  12. Gosling, J. T., Hildner, E., MacQueen, R. M., Monro, R. H., Poland, A. I., and Ross, C. L.: 1974, J. Geophys. Res. 79, 4581.Google Scholar
  13. Heikkila, W. J.: 1981, in S.-I. Akasofu and J. R. Kan (eds.), Physics of Auroral Arc Formation, Geophysical Monograph No. 25, American Geophysical Union, (University of Alaska, Chapman Conference, July 21–25, 1980).Google Scholar
  14. Heikkila, W. J.: 1982, Geophys. Res. Letters 9, 159.Google Scholar
  15. Heikkila, W. J. and Pellinen, R. J.: 1977, J. Geophys. Res. 82, 1610.Google Scholar
  16. Heikkila, W. J., Pellinen, R. J., Fälthammar, C.-G., and Block, L. P.: 1979, Planetary Space Sci. 27, 1383.Google Scholar
  17. Hones, E. W.: 1979, Space Sci. Rev. 23, 393.Google Scholar
  18. Hoyle, F.: 1949, Some Recent Researches in Solar Physics, Cambridge, p. 103.Google Scholar
  19. Hundhausen, A. J.: 1972, Coronal Expansion and Solar Wind, Springer-Verlag, New York.Google Scholar
  20. Kennel, C.: 1980, in Solar-System Space Physics in the 1980's: A Research Strategy, p. 55.Google Scholar
  21. Kirsch, E., Krimigis, S. M., Sarris, E. T., Lepping, R. P., and Armstrong, T. P.: 1977, Geophys. Res. Letters 4, 137.Google Scholar
  22. Lui, A. T. Y. and Meng, C. I.: 1979, J. Geophys. Res. 84, 5817.Google Scholar
  23. Obayashi, T.: 1975, Solar Phys. 40, 217.Google Scholar
  24. Pellinen, R. J. and Heikkila, W. J.: 1983, Space Sci. Rev. (in press).Google Scholar
  25. Priest, E. R. (ed.): 1981, Solar Magnetohydrodynamics, Gordon Breach Science Publ.Google Scholar
  26. Rust, D. M.: 1979, in E. N. Parker, C. F. Kennel, and L. J. Lanzerotti (eds.), Solar System Plasma Physics, Vol. I, North-Holland Publ. Co., Amsterdam, p. 51.Google Scholar
  27. Schindler, K.: 1974, J. Geophys. Res. 79, 28003.Google Scholar
  28. Schindler, K.: 1976, Solar Phys. 47, 91.Google Scholar
  29. Schindler, K. and Ness, N. F.: 1972, J. Geophys. Res. 77, 91.Google Scholar
  30. Spicer, D.: 1977, Solar Phys. 53, 305.Google Scholar
  31. Vasyliunas, V.: 1975, Rev. Geophys. Space Phys. 13, 303.Google Scholar
  32. Zwingmann, W.: 1983, submitted to J. Geophys. Res.Google Scholar

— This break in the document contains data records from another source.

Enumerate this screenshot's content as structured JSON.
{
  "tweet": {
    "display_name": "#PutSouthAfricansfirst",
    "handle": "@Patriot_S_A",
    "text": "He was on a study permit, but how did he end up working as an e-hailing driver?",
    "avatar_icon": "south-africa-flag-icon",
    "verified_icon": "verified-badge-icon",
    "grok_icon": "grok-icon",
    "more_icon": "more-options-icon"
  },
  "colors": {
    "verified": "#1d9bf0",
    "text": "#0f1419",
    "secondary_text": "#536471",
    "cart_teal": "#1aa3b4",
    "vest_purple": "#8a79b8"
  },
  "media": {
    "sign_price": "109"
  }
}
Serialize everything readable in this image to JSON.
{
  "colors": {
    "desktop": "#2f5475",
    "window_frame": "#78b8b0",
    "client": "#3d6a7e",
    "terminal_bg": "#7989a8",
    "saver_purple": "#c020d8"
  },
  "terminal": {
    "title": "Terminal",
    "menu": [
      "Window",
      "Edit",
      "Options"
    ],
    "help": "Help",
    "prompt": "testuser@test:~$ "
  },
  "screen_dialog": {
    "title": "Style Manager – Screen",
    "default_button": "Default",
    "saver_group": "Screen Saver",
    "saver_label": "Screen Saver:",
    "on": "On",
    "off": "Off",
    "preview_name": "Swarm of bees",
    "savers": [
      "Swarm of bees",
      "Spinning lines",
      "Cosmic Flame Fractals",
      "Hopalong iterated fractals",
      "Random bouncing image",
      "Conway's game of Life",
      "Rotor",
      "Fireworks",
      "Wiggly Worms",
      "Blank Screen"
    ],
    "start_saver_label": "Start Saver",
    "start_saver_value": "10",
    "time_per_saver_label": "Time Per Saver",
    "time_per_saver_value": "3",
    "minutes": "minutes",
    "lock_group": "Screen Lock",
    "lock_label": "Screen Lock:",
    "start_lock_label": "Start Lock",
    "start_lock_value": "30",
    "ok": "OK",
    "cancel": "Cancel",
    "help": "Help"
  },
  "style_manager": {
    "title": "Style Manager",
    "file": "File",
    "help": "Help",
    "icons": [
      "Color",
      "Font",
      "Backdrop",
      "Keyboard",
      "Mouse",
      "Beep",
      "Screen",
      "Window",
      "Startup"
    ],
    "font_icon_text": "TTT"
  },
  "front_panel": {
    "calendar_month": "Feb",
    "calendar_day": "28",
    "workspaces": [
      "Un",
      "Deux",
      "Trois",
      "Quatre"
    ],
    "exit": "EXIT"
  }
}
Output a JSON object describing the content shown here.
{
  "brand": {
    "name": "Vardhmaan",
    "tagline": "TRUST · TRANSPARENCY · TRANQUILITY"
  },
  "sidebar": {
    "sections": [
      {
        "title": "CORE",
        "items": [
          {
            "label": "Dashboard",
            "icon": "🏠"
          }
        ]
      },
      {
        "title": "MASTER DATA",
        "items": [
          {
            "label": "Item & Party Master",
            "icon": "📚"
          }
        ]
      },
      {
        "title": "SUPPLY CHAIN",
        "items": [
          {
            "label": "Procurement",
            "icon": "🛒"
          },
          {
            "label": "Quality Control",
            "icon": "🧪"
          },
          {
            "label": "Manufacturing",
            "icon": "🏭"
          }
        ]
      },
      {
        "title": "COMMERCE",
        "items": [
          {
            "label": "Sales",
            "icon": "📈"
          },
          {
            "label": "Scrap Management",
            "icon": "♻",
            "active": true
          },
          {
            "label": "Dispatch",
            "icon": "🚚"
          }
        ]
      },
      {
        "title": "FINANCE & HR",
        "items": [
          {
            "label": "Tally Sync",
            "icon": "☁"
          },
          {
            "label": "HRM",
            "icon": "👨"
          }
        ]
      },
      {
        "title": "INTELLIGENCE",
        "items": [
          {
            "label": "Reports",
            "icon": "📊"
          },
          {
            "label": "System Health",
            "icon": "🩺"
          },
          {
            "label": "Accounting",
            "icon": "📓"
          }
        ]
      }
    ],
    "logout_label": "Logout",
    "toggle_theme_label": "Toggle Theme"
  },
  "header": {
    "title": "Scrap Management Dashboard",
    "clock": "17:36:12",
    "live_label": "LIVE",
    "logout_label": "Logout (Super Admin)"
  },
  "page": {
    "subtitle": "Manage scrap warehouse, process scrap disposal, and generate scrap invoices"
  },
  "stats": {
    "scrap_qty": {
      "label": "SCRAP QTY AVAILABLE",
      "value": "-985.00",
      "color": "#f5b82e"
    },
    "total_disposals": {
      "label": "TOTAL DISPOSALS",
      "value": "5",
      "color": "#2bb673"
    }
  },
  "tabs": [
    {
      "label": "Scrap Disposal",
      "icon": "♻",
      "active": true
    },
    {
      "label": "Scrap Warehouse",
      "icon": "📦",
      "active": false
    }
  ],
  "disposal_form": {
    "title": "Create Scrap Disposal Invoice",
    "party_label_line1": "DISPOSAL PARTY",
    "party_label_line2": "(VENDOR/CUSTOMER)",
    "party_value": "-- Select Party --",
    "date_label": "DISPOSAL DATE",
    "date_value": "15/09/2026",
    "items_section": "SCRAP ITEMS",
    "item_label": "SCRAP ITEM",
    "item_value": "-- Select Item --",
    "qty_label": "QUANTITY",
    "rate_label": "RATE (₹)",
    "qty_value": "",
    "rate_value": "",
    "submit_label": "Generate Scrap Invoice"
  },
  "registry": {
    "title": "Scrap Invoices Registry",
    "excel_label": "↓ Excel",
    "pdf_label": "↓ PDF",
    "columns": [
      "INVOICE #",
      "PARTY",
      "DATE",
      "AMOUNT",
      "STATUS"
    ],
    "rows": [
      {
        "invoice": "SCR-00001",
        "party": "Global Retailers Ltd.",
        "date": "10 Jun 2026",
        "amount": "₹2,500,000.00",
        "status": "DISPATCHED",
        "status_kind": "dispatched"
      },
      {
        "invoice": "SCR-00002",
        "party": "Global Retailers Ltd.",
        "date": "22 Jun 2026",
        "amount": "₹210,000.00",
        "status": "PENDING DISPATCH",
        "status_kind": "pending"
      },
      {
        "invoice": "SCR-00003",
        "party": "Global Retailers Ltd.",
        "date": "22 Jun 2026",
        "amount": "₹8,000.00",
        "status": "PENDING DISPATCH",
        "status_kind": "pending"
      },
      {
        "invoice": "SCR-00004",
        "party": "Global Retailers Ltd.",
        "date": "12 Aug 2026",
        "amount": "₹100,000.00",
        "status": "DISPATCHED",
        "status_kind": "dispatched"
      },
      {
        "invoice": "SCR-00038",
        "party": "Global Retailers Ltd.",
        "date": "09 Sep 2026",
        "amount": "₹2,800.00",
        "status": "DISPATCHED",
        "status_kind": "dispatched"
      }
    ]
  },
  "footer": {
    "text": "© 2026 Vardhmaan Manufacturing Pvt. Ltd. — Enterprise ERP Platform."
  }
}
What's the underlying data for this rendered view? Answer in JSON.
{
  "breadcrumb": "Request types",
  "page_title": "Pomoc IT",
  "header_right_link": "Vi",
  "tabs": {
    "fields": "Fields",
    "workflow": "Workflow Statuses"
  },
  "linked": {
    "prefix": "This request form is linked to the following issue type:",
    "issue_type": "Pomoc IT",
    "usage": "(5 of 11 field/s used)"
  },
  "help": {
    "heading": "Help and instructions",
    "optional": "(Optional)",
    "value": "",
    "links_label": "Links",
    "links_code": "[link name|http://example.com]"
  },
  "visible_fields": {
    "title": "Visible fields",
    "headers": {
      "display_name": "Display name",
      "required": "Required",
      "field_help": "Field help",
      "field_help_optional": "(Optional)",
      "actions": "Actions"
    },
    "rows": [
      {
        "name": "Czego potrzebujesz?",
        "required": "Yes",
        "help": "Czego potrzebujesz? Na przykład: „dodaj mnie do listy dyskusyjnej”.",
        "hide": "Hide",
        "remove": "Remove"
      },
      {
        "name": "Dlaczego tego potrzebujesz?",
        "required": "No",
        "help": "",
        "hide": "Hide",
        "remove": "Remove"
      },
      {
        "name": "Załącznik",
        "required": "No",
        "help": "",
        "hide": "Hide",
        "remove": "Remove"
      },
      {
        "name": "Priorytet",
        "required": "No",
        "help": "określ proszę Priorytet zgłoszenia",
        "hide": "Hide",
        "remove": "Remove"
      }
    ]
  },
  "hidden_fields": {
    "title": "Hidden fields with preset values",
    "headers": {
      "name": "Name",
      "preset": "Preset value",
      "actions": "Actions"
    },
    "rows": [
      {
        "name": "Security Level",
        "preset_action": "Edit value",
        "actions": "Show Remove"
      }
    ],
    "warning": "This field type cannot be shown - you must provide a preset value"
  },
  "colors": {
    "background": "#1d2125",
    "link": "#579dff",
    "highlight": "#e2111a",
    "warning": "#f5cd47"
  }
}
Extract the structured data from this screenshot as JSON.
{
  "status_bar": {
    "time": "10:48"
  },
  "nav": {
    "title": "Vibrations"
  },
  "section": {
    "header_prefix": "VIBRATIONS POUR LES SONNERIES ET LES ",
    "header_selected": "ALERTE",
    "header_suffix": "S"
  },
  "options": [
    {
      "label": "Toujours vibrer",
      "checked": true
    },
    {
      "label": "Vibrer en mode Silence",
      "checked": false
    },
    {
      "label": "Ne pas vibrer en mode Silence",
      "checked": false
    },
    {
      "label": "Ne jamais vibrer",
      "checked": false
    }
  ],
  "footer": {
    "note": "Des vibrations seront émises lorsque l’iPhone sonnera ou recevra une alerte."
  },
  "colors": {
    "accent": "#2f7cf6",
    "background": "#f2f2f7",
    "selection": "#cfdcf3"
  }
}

Copyright information

© D. Reidel Publishing Company 1983

Authors and Affiliations

  • Walter J. Heikkila
    • 1
  1. 1.CNET/CRPEIssy-les-MoulineauxFrance
  2. 2.Center for Space Sciences, University of Texas at DallasRichardsonUSA

Personalised recommendations